I then went, by 3 different buses, to the Pat Pong red light district. In the daytime it seemed very tame. There were a few touts but little evidence of what all the fuss was about. I had a milkshake in a supermarket café and when I came out there was an elephant in the middle of the street. I looked into some of the bars down the street but there was nothing in any of them.
I returned via the post office and dropped in another tailor’s shop to order some shirts.
I went back on the boat. It was more nerve racking but it was a lot more pleasant than a crowded bus.
I walked around the Imperial Palace, around a pleasant market nearby and finally back to the Chart. The evening was a quiet one. I watched 3 James Bond Films on the television, played cards and listened to a couple of Thai girls singing and playing guitar.
Sunday, 16th August 1987
I went to the historical museum and got cornered by an orange-clad Buddhist student and spent some time discussing politics. I bought some Kloster beers and had beef and chili for lunch. I spent a very lazy Sunday afternoon doing nothing in particular. I just walked between all the guest houses watching the films and dodging the cassette sellers who were circulating and selling pirated cassettes at 3 for 100 baht.
I met up with an American guy who I had last seen on the turtle beach and with two other British lads caught tuk tuks to the Pat Pong area.
We went into the “Blue Hawaii”, just one of the numerous joints that offered the same basic thing, and had a few beers. We watched in amazement at the stuff going on around us before escaping in a tuk tuk back to a more normal bar closer to the hostel. The four of us drank a lot that night.
Monday, 17th August 1987
I was too dehydrated to keep my appointment with the tailor the next morning and postponed it until 3:30 in the afternoon.
The bus to the tailor was not the best possible cure for a hangover either but it had to be done.
The return bus ride was even worse.
In the evening I succumbed to the tape sellers and bought some Crowded House tapes.
Tuesday, 18th August 1987
I called the tailor on Tuesday but the suit wasn’t ready so I went to the Japan Information Centre instead.
In the evening I teamed up with some people from the Chart and went to a local disco called Cleopatra’s. They were charging 40 baht for a beer so it promised to be a cheap evening.
We stayed in the disco until 4am dancing to Thai music all night.
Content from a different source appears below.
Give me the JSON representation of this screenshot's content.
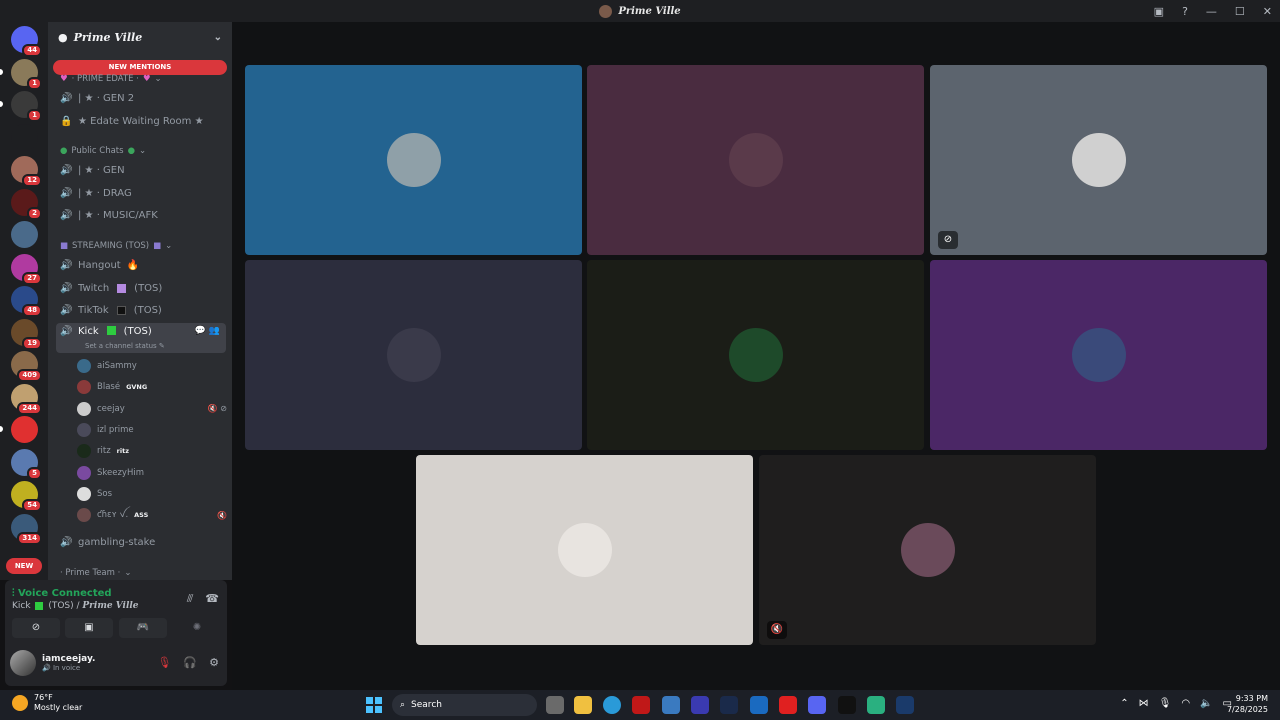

At first it was interesting but as the night went on it got a bit monotonous.
Wednesday 19th August 1987
I woke on Wednesday quite late. I had a coffee and a banana pancake whilst reading a copy of the Bangkok Post. I was already a connoisseur of these pancakes and had decided that the ones in Bangkok were not nearly as good as the ones in Koh Samui. They were all a bit too salty and heavy.
I was feeling the effects of a worsening cold and was surprised to find that they sold Fisherman’s Friends cough sweets (from my mother’s birthplace – Fleetwood) in Bangkok.
I took the boat to the Sheraton and picked up my suit. I had a coffee and met a girl from LA who was living and working in Japan. She assured me that it wouldn’t be difficult for me to find a job there. It wasn’t so expensive either, she added.
The bus ride back to the hostel just about killed me
Back at the hostel I tried the suit on. I was pleased with it and I folded it into my ruck sack carefully.
I still felt rough.
I had a vegetarian meal whilst watching an autobiographical film of Golda Meir on the television.
That was probably not the wildest night on offer in Bangkok.